At the start of a new year (lower case!) I’ve been thinking about “work” and its definitions and all that its connotations entail. Back in the summer of ’11 I read de Botton’s “The Pleasures and Sorrows of Work” and was, at first, put off by his narrative style, and then I became engrossed with it. Why the change? He took the idea of work to give us basic concepts based on numerous professions. This provided a balance to his investigation, which is about what we do and how it’s done, rather than how it makes us feel (or worse, for a book, How we SHOULD feel).
july 18, 2011
“There are few jobs in which years’ worth of labour can be viewed in a quick scan of four walls and even fewer opportunities granted to us to gather all our intelligence and sensitivity in a single place.
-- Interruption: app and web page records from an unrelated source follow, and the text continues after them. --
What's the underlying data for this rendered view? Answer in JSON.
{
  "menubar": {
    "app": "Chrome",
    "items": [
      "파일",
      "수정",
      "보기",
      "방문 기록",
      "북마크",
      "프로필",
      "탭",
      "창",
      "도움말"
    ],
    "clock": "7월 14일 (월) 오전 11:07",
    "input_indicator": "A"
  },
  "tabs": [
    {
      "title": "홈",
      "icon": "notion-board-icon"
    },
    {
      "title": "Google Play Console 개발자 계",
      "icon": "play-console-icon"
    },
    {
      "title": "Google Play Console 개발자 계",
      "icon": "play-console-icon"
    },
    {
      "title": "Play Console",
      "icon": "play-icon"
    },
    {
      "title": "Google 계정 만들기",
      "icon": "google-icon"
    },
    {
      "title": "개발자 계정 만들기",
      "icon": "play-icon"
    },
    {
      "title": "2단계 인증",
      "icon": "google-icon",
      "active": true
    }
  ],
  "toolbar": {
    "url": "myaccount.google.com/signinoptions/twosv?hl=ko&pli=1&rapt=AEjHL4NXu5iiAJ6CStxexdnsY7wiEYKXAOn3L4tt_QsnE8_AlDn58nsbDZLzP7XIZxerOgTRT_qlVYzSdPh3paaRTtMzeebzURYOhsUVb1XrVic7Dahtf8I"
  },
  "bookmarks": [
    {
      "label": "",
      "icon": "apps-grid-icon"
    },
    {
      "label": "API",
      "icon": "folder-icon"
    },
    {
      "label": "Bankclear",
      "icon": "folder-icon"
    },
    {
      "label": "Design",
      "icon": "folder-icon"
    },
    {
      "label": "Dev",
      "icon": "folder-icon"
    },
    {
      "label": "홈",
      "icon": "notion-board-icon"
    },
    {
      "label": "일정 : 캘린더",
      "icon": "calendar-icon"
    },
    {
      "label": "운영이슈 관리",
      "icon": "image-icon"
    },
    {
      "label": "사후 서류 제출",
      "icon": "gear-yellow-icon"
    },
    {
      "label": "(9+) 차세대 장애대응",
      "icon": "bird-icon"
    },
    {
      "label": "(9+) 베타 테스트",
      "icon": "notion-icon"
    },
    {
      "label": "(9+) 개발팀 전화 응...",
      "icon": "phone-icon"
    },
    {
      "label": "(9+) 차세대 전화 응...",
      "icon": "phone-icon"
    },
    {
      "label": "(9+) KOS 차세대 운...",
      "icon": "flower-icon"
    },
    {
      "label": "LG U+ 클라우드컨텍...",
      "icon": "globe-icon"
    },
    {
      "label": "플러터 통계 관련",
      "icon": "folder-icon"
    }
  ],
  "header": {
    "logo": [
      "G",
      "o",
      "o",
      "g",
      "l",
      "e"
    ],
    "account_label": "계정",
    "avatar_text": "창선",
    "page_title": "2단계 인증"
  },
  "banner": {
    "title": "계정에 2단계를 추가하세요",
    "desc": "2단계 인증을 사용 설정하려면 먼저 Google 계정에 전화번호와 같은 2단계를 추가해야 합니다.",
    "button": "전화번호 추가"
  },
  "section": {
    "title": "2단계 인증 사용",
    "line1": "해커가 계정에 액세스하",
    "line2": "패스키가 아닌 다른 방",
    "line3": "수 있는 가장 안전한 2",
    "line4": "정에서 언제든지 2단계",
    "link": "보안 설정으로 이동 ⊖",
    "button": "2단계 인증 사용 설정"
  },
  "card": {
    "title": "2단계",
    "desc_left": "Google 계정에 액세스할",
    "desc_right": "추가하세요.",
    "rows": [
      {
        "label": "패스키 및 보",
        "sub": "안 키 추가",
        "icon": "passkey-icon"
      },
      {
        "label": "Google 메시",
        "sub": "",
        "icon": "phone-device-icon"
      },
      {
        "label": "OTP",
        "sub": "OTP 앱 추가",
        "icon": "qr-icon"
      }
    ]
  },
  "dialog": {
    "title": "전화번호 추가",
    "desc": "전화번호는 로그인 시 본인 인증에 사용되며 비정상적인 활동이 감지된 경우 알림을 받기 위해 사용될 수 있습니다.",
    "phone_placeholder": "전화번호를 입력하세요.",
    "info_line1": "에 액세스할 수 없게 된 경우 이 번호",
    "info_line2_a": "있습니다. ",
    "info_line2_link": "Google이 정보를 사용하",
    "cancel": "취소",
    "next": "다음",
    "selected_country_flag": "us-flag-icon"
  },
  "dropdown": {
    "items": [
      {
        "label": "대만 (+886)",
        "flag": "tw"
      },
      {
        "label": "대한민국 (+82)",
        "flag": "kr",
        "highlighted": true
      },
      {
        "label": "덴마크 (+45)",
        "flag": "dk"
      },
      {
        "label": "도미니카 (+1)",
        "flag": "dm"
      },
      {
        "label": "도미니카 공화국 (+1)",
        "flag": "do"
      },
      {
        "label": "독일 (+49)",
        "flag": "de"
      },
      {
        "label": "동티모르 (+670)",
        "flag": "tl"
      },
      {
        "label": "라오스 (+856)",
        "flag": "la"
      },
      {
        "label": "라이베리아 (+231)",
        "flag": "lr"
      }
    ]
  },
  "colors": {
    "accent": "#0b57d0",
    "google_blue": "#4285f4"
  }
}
Our exertions generally find no enduring physical correlatives. We are diluted in gigantic intangible collective projects, which leave us wondering what we did last year and, more profoundly, where we have gone and quite what we have amounted to. We confront our lost energies in the pathos of the retirement party.”
– Alain de Botton, “The Pleasures and Sorrows of Work” (“painting”)
The Village Wit (2010) is a humorous and sometimes dark odyssey through village life, love’s fall, sexual politics, and that place where memory and modern love intersect. Read an excerpt here. This book is also available as an ebook.